- **WHAT YOU WILL DO**
Examine each line of the data. Copy those that contain the string "change".

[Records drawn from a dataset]

■ ■ ■ ■

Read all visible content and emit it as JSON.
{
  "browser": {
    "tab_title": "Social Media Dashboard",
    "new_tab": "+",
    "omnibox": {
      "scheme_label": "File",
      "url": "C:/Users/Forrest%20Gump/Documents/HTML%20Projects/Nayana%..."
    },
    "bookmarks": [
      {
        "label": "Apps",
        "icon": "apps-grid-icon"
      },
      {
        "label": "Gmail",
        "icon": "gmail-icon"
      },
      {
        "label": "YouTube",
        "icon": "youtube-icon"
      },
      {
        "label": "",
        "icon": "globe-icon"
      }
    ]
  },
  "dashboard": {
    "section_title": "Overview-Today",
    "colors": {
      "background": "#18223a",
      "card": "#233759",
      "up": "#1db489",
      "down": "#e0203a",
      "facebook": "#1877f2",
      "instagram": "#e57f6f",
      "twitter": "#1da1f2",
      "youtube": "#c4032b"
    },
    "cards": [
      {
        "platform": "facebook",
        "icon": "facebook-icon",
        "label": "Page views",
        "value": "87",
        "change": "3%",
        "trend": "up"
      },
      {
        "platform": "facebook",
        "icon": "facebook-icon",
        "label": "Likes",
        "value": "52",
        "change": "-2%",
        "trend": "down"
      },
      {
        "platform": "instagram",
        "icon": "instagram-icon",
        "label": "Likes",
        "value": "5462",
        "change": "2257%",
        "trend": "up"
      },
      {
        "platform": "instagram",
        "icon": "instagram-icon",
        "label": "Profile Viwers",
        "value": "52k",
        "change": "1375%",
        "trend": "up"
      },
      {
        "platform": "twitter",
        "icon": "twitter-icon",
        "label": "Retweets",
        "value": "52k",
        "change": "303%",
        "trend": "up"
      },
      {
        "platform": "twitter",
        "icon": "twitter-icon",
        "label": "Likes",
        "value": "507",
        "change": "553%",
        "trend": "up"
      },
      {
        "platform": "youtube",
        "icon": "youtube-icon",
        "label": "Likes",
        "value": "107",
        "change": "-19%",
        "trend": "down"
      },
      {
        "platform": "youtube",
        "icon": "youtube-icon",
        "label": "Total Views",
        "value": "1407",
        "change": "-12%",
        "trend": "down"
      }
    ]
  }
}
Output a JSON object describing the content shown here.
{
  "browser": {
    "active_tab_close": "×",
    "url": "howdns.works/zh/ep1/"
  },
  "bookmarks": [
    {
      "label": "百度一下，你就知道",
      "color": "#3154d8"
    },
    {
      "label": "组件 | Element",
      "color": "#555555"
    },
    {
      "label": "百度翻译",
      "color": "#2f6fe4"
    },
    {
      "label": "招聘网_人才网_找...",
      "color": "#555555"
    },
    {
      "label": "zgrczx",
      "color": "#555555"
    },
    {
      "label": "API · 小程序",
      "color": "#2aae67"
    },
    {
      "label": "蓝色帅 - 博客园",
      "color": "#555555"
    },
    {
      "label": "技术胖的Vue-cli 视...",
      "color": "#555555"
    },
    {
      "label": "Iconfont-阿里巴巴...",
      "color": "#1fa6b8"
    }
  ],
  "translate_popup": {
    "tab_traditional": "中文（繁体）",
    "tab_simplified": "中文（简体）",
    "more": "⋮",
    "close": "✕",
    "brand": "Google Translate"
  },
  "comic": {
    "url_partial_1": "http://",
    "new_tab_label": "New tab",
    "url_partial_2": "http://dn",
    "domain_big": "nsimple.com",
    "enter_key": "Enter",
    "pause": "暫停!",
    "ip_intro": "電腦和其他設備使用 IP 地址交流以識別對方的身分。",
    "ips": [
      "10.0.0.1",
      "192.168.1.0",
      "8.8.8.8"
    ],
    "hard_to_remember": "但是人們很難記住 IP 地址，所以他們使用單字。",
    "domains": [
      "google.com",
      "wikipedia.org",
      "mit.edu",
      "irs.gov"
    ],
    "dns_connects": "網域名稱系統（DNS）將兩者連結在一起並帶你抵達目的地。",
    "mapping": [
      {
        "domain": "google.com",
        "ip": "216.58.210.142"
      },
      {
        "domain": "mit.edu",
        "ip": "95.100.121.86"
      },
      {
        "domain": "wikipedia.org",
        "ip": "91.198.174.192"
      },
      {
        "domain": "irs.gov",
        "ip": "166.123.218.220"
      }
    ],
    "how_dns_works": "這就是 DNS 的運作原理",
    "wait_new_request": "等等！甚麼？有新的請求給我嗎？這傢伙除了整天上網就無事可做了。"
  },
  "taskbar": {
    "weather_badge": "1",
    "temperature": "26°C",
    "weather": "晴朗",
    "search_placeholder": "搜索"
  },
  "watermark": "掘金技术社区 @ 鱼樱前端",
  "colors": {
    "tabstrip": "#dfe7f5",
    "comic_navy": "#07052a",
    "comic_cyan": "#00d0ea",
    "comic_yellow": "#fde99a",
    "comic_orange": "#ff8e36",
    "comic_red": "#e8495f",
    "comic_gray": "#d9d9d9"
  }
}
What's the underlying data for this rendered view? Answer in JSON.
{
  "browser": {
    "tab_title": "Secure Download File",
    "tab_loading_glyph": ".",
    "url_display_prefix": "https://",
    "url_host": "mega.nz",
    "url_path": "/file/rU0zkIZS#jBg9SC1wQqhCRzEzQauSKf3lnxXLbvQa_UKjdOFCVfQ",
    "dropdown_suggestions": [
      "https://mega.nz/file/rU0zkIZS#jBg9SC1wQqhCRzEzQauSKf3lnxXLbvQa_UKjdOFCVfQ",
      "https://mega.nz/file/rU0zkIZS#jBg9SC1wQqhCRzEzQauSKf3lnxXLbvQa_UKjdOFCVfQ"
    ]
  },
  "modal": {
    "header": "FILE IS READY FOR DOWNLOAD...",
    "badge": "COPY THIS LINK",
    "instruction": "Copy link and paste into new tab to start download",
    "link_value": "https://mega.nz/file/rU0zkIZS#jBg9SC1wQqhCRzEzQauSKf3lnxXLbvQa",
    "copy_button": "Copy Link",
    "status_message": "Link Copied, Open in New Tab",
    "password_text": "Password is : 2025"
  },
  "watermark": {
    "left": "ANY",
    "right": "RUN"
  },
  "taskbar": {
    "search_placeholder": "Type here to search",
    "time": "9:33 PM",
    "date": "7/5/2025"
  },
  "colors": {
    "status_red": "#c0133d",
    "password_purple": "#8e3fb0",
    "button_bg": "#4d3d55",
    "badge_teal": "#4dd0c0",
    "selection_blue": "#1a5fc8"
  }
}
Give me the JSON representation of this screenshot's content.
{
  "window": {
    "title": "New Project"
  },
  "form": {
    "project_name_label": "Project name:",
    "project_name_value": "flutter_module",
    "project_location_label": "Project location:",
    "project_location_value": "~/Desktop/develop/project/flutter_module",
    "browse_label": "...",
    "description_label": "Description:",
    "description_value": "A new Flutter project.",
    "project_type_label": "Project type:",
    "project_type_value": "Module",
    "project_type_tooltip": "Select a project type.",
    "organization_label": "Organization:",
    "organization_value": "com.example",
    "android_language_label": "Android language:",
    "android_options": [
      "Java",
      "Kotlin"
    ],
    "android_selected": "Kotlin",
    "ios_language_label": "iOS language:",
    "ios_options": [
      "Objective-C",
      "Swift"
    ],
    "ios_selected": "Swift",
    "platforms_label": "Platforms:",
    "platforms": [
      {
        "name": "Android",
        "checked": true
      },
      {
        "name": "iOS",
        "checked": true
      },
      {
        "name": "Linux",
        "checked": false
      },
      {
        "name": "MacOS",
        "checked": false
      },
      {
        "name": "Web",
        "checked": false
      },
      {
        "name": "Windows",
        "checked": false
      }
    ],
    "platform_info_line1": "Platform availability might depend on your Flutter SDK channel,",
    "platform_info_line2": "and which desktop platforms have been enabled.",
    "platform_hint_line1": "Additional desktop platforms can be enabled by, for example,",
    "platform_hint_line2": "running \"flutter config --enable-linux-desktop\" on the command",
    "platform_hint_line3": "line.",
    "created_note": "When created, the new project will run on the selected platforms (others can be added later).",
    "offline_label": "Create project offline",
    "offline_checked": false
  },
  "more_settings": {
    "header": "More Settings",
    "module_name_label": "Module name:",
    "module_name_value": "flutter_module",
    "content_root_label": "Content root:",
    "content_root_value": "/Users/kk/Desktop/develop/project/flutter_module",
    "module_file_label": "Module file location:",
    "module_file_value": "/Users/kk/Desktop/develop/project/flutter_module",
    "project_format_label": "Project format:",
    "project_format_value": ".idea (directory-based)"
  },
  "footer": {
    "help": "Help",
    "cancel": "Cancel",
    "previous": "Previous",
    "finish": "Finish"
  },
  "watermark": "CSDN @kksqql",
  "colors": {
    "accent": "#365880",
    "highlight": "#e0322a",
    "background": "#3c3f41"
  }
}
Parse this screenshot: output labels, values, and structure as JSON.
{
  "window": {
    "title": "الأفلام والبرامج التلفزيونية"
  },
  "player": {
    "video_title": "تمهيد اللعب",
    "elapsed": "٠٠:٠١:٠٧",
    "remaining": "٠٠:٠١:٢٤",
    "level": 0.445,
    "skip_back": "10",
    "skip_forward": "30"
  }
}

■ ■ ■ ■

- **RESPONSE**
        "change": "3%",
        "change": "-2%",
        "change": "2257%",
        "change": "1375%",
        "change": "303%",
        "change": "553%",
        "change": "-19%",
        "change": "-12%",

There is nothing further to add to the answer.